When I last fished I got thinking about the colours used in one of the most effective flies that I use for Grayling. The Red Spot Shrimp has been one of my go to patterns for many years but there are times that I feel that it should be working when it isn’t. Still, I may be using it when I shouldn’t! So, my thought was this, what if I changed things a little. Over the past couple of years I have found that pink is very effective on Grayling and trout at times so why not swap the red spot for a pink one?
The top shrimp is the dull pink version with the bright pink dubbing example below.
It was with this thought that I sat at the tying bench and set to work. I found that I had no suitable bright yarn to use but had the next best thing. A dull pink which was similar to one of the dubbings that I use was found in the drawer. The resulting fly looked OK and will be tested if the conditions are OK this week. I also tied a second version with a bright dubbing which looked even better and will trial this one this week.
I have also felt that the fly may also better tied in colours other than an orange/orange mix and may benefit from other dubbings as well (I’m looking at rubber legged ones and possible different seals fur mixes) the variations on this is end less. It all seems to be an endless excuse to play at the vise, more fun in the winter evenings! (beats the crap on TV) The flies in the picture were tied with K.R.A.P. dubbing from the Flytyers Dundgeon which is basically the scraps left over from the dubbing mixing table (apparently).
I was able to once again able get out to the river yesterday, this time by kind invitation. The river Avon was the target although there was originally mention of the Wylie.
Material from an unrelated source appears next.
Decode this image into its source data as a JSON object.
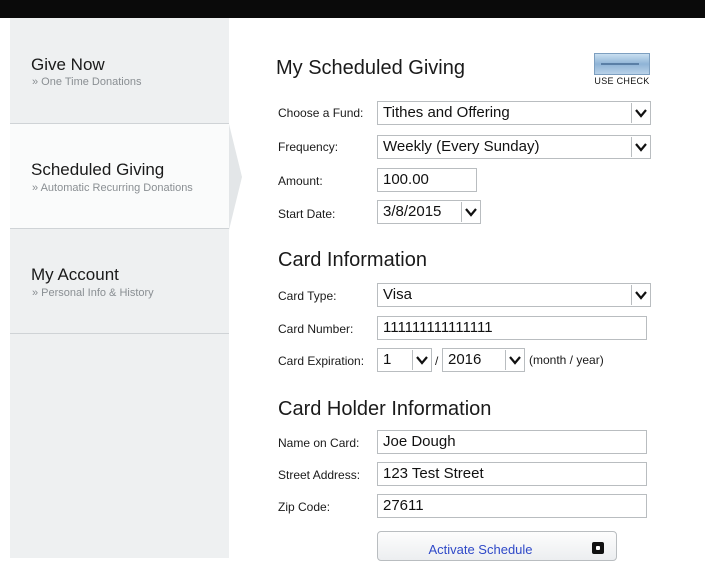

I was told by my host that the river keeper who looks after the Wylie for his club had told him that the weed had disappeared this year and that the fish were extremely spooky, after TuesdayI can say that he isn’t kidding. His club also has the last day of September has the last day of the trout season although mine has October 15th has the last day and this on the same river! Why is there no standard? So to days target was Grayling.
We fished two stretches. The first had sections of river that had the appearance of being fishless but the streamy stretches had fish rising. It was simply a matter of working out what they wanted. Has it turned out it was either really small flies size 18 or 20 Griffiths gnats or small spurwings/pale wateries. But the better fish took heavy nymphs, namely the Red Spot shrimp size 14 (always a great fall back) and a pale pink czech nymph. The best grayling came to the Pink fly which doesn’t really surprise me as the bigger Grayling rarely venture to the surface preferring to feed near the bottom unless there is a really heavy hatch such as the Mayflies in May/June. Unfortunately I was unable to interest the really big 2 Grayling that I saw in a section of river that was now more like a canal due to a bank breach during last winters floods which means most of the water is going else where.
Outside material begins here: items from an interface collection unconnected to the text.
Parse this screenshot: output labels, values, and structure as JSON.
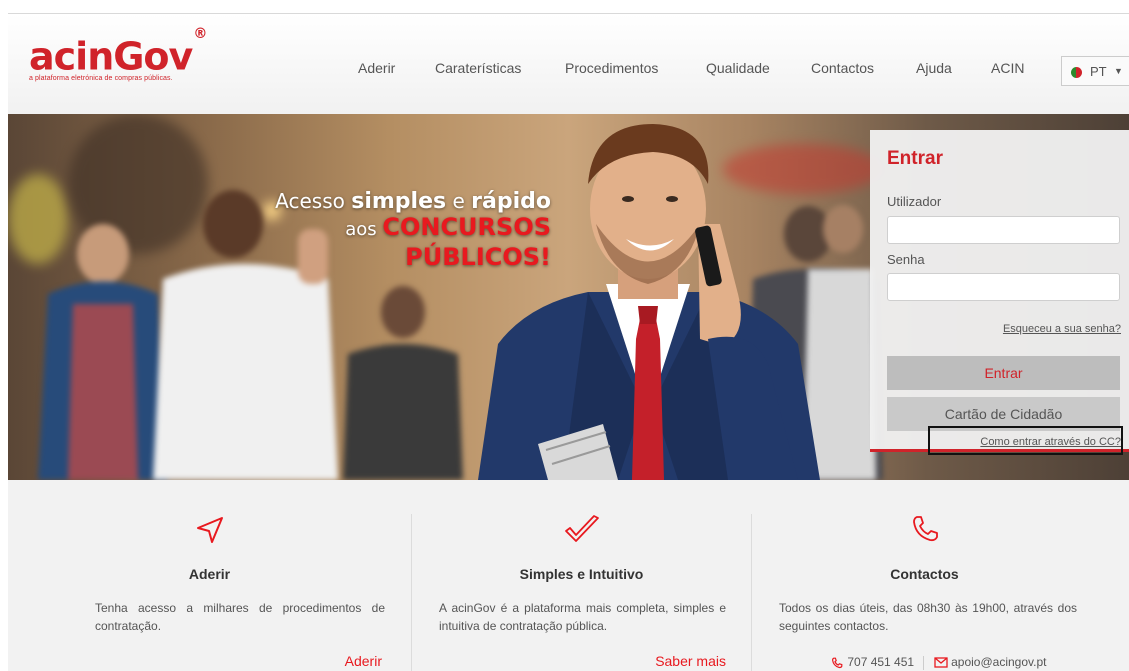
{
  "brand": {
    "name": "acinGov",
    "registered": "®",
    "tagline": "a plataforma eletrónica de compras públicas."
  },
  "nav": {
    "items": [
      "Aderir",
      "Caraterísticas",
      "Procedimentos",
      "Qualidade",
      "Contactos",
      "Ajuda",
      "ACIN"
    ],
    "language": "PT"
  },
  "hero": {
    "line1_a": "Acesso ",
    "line1_b": "simples",
    "line1_c": " e ",
    "line1_d": "rápido",
    "line2_a": "aos ",
    "line2_b": "CONCURSOS",
    "line3": "PÚBLICOS!"
  },
  "login": {
    "title": "Entrar",
    "user_label": "Utilizador",
    "user_value": "",
    "password_label": "Senha",
    "password_value": "",
    "forgot_link": "Esqueceu a sua senha?",
    "submit_label": "Entrar",
    "cc_button_label": "Cartão de Cidadão",
    "cc_help_link": "Como entrar através do CC?"
  },
  "features": {
    "aderir": {
      "icon": "paper-plane-icon",
      "title": "Aderir",
      "desc": "Tenha acesso a milhares de procedimentos de contratação.",
      "link": "Aderir"
    },
    "simples": {
      "icon": "checkmark-icon",
      "title": "Simples e Intuitivo",
      "desc": "A acinGov é a plataforma mais completa, simples e intuitiva de contratação pública.",
      "link": "Saber mais"
    },
    "contactos": {
      "icon": "phone-icon",
      "title": "Contactos",
      "desc": "Todos os dias úteis, das 08h30 às 19h00, através dos seguintes contactos.",
      "phone": "707 451 451",
      "email": "apoio@acingov.pt"
    }
  },
  "colors": {
    "brand_red": "#d0232a",
    "accent_red": "#e8191f"
  }
}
The Grayling themselves appear to be taking the beautiful Autumn colours although at the moment this seems to be confined to the larger fish.
The second stretch was a little wider and streamer but the was a section below that was calmer and with visible Browns which my host had told me in the morning were out of season. I couldn’t help it when they took my size 16 hares ear version of the snowshoe rabbit emerger. Nice fish to, one being about 2lb and the other closer to 3lb. The fly also took a couple of grayling while the fish in the streamy section liked the size 20 palewatery version.